shredder which he was operating
at the time.
He 'is the son of Mrs. J. J.
Conley of Franklin.
He was taken to Angel hospital
where, his hand was amputated
about three inches above the wrist.
Mr. Conley was wearing gloves
while feeding the -machine, and it
is thought that the glove became
entangled in the mechanism, draw
ing his hand into the shredder.
berships from those who may be
omitted for any reason in the
canvass by regular workers. Mem
berships will be acknowledged in
the next issues of this newspaper.
Meets With WPA
Superintendents of Welfare of
six counties met Wednesday in the
Macon county weli-c of ices to
Six Fire Departments Are
Summoned To Help
A $75,000 fire of ' undetermined
origin, which threatened at"' times,
to spread to the entire downtown
business district, completely gutted
the Bank of Franklin building on
Main street here late Sunday
Only the tenacious efforts of the
Franklin: volunteer fire .dejKir.tmcnt'
prevented the flames spreading to
the Bryson and Mnnday hotels on
either side. Both buildings were
actually ablaze oil several occa
The fire, which apparently start
ed "on- the .second floor of the 33
year-old concrete , block . .'building ..
and had gained considerable head
way before it was discovered, was
reported by employees of the Bry
son hotel around 5:30 p. in. The
blaze . had already broken through
the roof before the prompt ar
rival of the fire department.
Near By Town Send Help
Hurried calls to all cities with
in a 00 mile radius brought fire
departments frorii Bryson City,
Sylva, Waynesville, Clayton and
Cornelia,. Ga., to the scene. The
flames were finally brought under
control with their aid after five
hdurs of steady work.
Two Franklin firemen, Dick
Conley and Roy Pendergrass, were
treated for minor injuries at Angel
hospital Sunday night and released.
Conley suffered a fractured bone
in his foot and Pendergra,ss was
cut .by flying glass.
Authorities held two theories as
to the probable cause of the fire,'
that the fire was either set by a
carelessly-dropped cigarette or from
Store proprietors and office
holders were able to save relative
ly little before the flames drove
them out of the building. Some of
the furnishings from the Bank of
Franklin were saved, several re
frigerators and a stock of guns
from the Macon County Supply
were removed, and Ranger John
Wasilik managed to get the timber
scale hooks and a few of the rec
ords from the district ranger's of-
fice on the second floor.
Several thousand people drawn
from all parts of the county and
neighboring towns witnessed the
Sanders' store was a complete
loss, partially covered by insur-;
ance. The Macon County Supply
was heavily damaged, while the

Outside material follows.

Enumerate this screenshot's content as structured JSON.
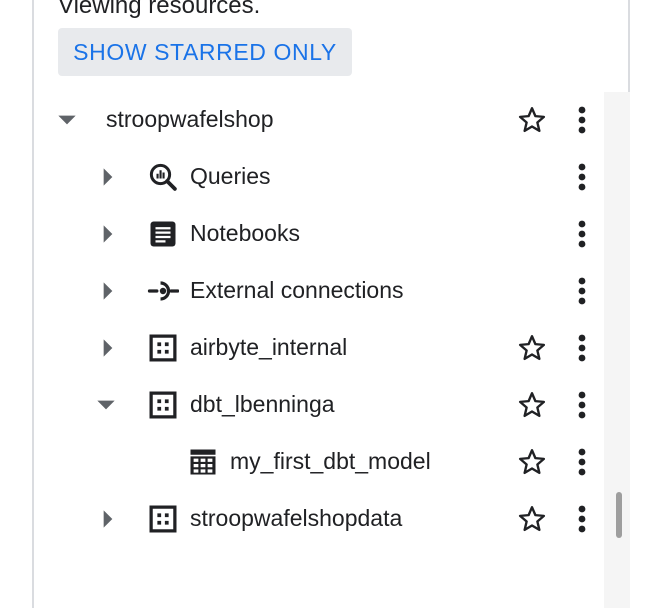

Bank of Franklin lost $2,000 in fix
tures. ' .
Fireproof safes and files played
a large part in lessening the dam
ages in the offices on the second
floor which .was practically de
stroyed. Libraries and fixtures in
the law offices of George Patton,
assistant state attorney general;
Guy L. Houk, county attorney, and
Jones and Jones were consumed.
The Macon County Building and
Loan office lost all correspondence
files, but .sa'ved some . valuable rec
ords. The offices of Dr. Lyle West,
local dentist; M. D. Billings, and
Fred Sloan, district farm agent,
were total losses. The district for
est rangers 'office suffered $500
Town Records Safe
"All valuable town records are
.safe", said George Dean, town
clerk, "thanks to fireproof filing
cabinets and the town safe." These
contained all tax records, ledgers,
water accounts and correspondence
files. The charred exterior of
these taken out Of the ruins where
destruction was complete, enclosed
contents in perfect condition that
showed no traces of fire or heat
The only loss to the town wefe
office furniture and supplies, on "
which there was no insurance.
The- buildig itself was worth
approximately $20,000, covered to
a large extent by insurance.
B6th hotels on either side were
badly damaged by fire and water.
Swafford's Market and other les
sees in the Ashear building suffer
ed losses from removal.
discuss changed policies and plans
of WPA work. Miss Victoria Bell,
field work supervisor of the State
Board of Charities and Public Wel
fare attended the meeting, also
Mrs. Mary Goforth of Charlotte,
area social work supervisor of
WPA and Miss Emma Leeman,
On Friday, November 15, Mr.
Flowers, district field representa
tive will direct another meeting
with the welfare department